## WHAT THE TASK REQUIRES
Because the listing below is to be kept intact, restate all of it word for word.

## DATA RECORDS
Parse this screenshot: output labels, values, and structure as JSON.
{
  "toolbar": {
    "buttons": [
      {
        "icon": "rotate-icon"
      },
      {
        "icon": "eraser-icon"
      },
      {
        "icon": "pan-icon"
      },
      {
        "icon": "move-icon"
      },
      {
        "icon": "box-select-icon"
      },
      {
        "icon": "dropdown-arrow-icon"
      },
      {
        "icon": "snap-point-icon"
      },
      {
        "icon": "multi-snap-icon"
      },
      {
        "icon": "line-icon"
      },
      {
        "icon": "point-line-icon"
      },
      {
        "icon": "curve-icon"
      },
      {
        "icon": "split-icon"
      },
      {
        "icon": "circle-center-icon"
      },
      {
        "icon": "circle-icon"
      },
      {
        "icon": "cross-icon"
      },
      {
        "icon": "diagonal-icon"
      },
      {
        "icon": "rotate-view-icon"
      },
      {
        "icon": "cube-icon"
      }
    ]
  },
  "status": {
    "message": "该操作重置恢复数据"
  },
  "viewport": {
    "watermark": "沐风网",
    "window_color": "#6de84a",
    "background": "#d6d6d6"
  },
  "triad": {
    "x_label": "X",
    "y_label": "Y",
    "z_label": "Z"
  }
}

## SOLVED PROBLEM
Parse this screenshot: output labels, values, and structure as JSON.
{
  "toolbar": {
    "buttons": [
      {
        "icon": "rotate-icon"
      },
      {
        "icon": "eraser-icon"
      },
      {
        "icon": "pan-icon"
      },
      {
        "icon": "move-icon"
      },
      {
        "icon": "box-select-icon"
      },
      {
        "icon": "dropdown-arrow-icon"
      },
      {
        "icon": "snap-point-icon"
      },
      {
        "icon": "multi-snap-icon"
      },
      {
        "icon": "line-icon"
      },
      {
        "icon": "point-line-icon"
      },
      {
        "icon": "curve-icon"
      },
      {
        "icon": "split-icon"
      },
      {
        "icon": "circle-center-icon"
      },
      {
        "icon": "circle-icon"
      },
      {
        "icon": "cross-icon"
      },
      {
        "icon": "diagonal-icon"
      },
      {
        "icon": "rotate-view-icon"
      },
      {
        "icon": "cube-icon"
      }
    ]
  },
  "status": {
    "message": "该操作重置恢复数据"
  },
  "viewport": {
    "watermark": "沐风网",
    "window_color": "#6de84a",
    "background": "#d6d6d6"
  },
  "triad": {
    "x_label": "X",
    "y_label": "Y",
    "z_label": "Z"
  }
}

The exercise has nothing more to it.